What follows is a set of entries. Give them again exactly, without the pictures.

[[ STUDY MATERIAL open ]]

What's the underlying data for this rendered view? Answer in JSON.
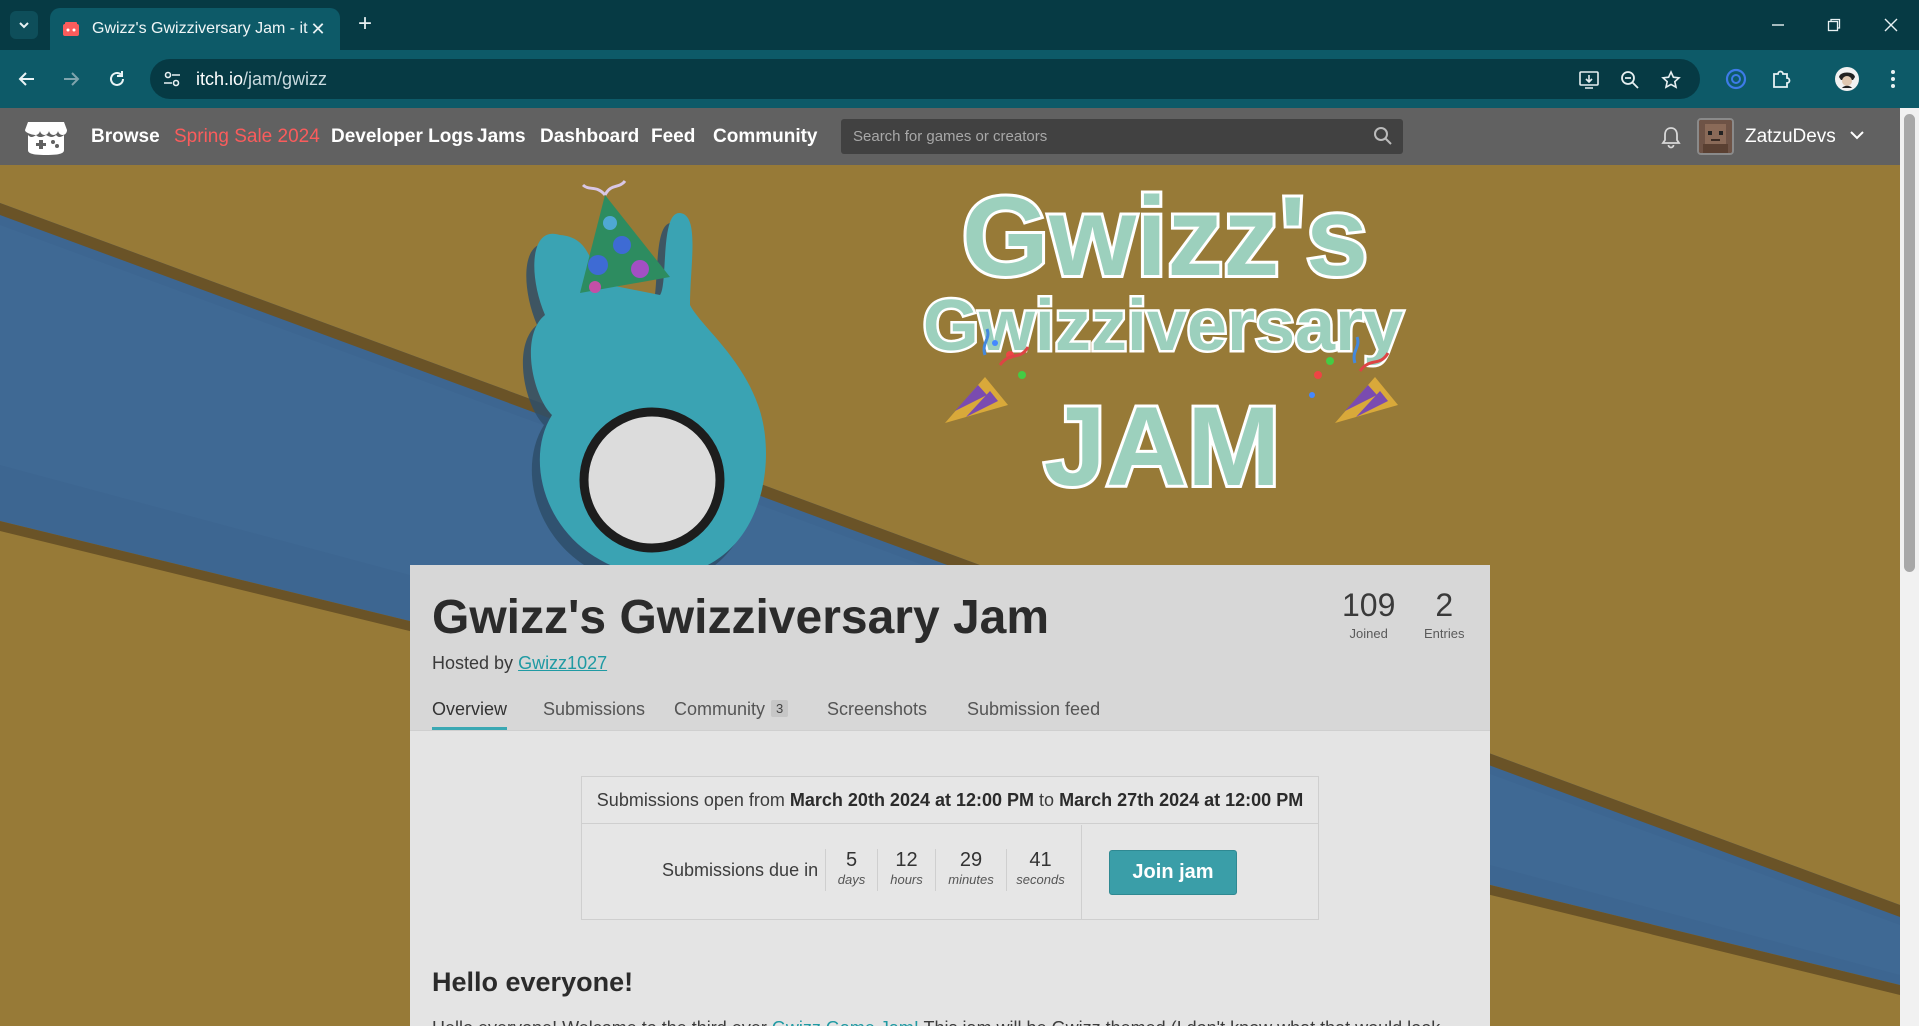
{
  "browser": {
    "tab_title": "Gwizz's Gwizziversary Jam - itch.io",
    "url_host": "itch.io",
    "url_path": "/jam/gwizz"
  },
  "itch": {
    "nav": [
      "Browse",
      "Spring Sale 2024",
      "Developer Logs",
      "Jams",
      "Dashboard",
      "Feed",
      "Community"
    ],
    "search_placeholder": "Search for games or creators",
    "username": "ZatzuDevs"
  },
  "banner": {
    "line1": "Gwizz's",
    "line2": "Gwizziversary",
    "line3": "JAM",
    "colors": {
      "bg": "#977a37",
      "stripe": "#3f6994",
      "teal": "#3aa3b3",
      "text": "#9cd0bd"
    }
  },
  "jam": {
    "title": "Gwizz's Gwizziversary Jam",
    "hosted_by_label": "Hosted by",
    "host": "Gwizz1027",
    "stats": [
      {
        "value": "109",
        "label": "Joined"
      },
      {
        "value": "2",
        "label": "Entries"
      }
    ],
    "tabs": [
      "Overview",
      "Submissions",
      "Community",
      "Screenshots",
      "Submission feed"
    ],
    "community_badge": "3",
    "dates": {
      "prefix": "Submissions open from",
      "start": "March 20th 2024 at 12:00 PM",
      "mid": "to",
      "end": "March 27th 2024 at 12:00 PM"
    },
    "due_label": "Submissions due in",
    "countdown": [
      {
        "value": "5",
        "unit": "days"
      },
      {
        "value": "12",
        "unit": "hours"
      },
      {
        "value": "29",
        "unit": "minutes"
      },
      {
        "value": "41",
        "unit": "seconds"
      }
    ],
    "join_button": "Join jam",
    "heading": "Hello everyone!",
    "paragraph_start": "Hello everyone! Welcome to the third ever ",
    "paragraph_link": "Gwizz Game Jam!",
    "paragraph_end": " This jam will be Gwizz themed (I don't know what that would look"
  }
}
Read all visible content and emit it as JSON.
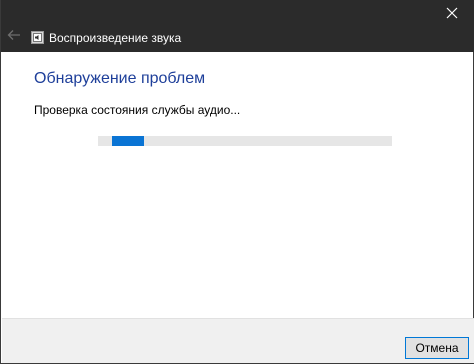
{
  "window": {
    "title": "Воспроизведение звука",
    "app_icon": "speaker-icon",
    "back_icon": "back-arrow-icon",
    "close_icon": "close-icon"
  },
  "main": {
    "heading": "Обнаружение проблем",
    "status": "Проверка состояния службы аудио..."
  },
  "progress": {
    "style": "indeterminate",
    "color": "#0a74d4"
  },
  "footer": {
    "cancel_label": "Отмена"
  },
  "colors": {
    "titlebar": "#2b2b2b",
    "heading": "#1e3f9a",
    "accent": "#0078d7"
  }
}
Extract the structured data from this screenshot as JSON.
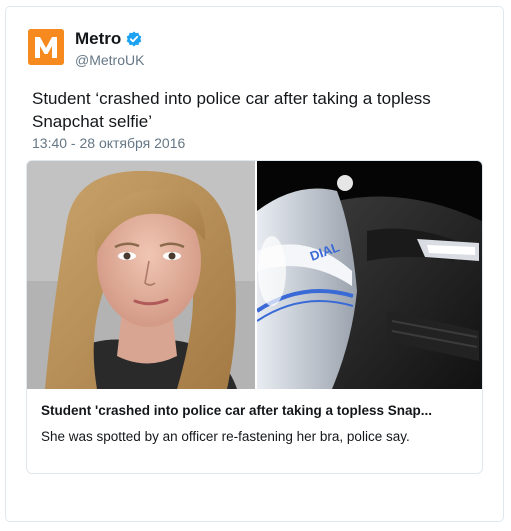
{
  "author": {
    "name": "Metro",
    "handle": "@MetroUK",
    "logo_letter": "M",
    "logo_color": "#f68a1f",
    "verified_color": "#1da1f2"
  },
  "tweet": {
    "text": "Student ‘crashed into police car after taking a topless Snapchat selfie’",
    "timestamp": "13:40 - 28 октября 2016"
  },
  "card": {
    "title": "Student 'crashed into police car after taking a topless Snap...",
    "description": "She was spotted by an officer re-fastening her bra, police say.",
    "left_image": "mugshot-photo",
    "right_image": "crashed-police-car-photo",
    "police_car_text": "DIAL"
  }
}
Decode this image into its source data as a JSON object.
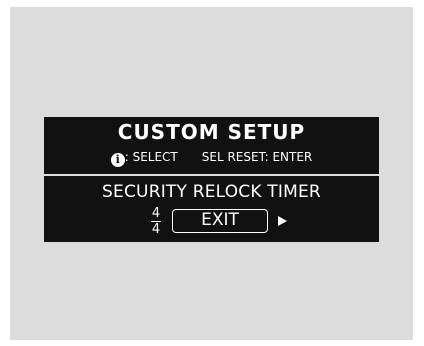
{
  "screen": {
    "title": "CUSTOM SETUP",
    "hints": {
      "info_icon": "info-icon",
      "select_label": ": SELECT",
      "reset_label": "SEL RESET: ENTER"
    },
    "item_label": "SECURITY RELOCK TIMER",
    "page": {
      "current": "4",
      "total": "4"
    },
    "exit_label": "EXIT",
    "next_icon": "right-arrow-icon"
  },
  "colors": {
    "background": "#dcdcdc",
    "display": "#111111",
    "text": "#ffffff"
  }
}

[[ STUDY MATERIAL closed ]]

**ANSWER BOX:**
What's the underlying data for this rendered view? Answer in JSON.
{
  "browser": {
    "tab_title": "Gwizz's Gwizziversary Jam - itch.io",
    "url_host": "itch.io",
    "url_path": "/jam/gwizz"
  },
  "itch": {
    "nav": [
      "Browse",
      "Spring Sale 2024",
      "Developer Logs",
      "Jams",
      "Dashboard",
      "Feed",
      "Community"
    ],
    "search_placeholder": "Search for games or creators",
    "username": "ZatzuDevs"
  },
  "banner": {
    "line1": "Gwizz's",
    "line2": "Gwizziversary",
    "line3": "JAM",
    "colors": {
      "bg": "#977a37",
      "stripe": "#3f6994",
      "teal": "#3aa3b3",
      "text": "#9cd0bd"
    }
  },
  "jam": {
    "title": "Gwizz's Gwizziversary Jam",
    "hosted_by_label": "Hosted by",
    "host": "Gwizz1027",
    "stats": [
      {
        "value": "109",
        "label": "Joined"
      },
      {
        "value": "2",
        "label": "Entries"
      }
    ],
    "tabs": [
      "Overview",
      "Submissions",
      "Community",
      "Screenshots",
      "Submission feed"
    ],
    "community_badge": "3",
    "dates": {
      "prefix": "Submissions open from",
      "start": "March 20th 2024 at 12:00 PM",
      "mid": "to",
      "end": "March 27th 2024 at 12:00 PM"
    },
    "due_label": "Submissions due in",
    "countdown": [
      {
        "value": "5",
        "unit": "days"
      },
      {
        "value": "12",
        "unit": "hours"
      },
      {
        "value": "29",
        "unit": "minutes"
      },
      {
        "value": "41",
        "unit": "seconds"
      }
    ],
    "join_button": "Join jam",
    "heading": "Hello everyone!",
    "paragraph_start": "Hello everyone! Welcome to the third ever ",
    "paragraph_link": "Gwizz Game Jam!",
    "paragraph_end": " This jam will be Gwizz themed (I don't know what that would look"
  }
}
Read all visible content and emit it as JSON.
{
  "window": {
    "title": "Воспроизведение звука",
    "app_icon": "speaker-icon",
    "back_icon": "back-arrow-icon",
    "close_icon": "close-icon"
  },
  "main": {
    "heading": "Обнаружение проблем",
    "status": "Проверка состояния службы аудио..."
  },
  "progress": {
    "style": "indeterminate",
    "color": "#0a74d4"
  },
  "footer": {
    "cancel_label": "Отмена"
  },
  "colors": {
    "titlebar": "#2b2b2b",
    "heading": "#1e3f9a",
    "accent": "#0078d7"
  }
}
Extract the structured data from this screenshot as JSON.
{
  "author": {
    "name": "Metro",
    "handle": "@MetroUK",
    "logo_letter": "M",
    "logo_color": "#f68a1f",
    "verified_color": "#1da1f2"
  },
  "tweet": {
    "text": "Student ‘crashed into police car after taking a topless Snapchat selfie’",
    "timestamp": "13:40 - 28 октября 2016"
  },
  "card": {
    "title": "Student 'crashed into police car after taking a topless Snap...",
    "description": "She was spotted by an officer re-fastening her bra, police say.",
    "left_image": "mugshot-photo",
    "right_image": "crashed-police-car-photo",
    "police_car_text": "DIAL"
  }
}
Decode this image into its source data as a JSON object.
{
  "screen": {
    "title": "CUSTOM SETUP",
    "hints": {
      "info_icon": "info-icon",
      "select_label": ": SELECT",
      "reset_label": "SEL RESET: ENTER"
    },
    "item_label": "SECURITY RELOCK TIMER",
    "page": {
      "current": "4",
      "total": "4"
    },
    "exit_label": "EXIT",
    "next_icon": "right-arrow-icon"
  },
  "colors": {
    "background": "#dcdcdc",
    "display": "#111111",
    "text": "#ffffff"
  }
}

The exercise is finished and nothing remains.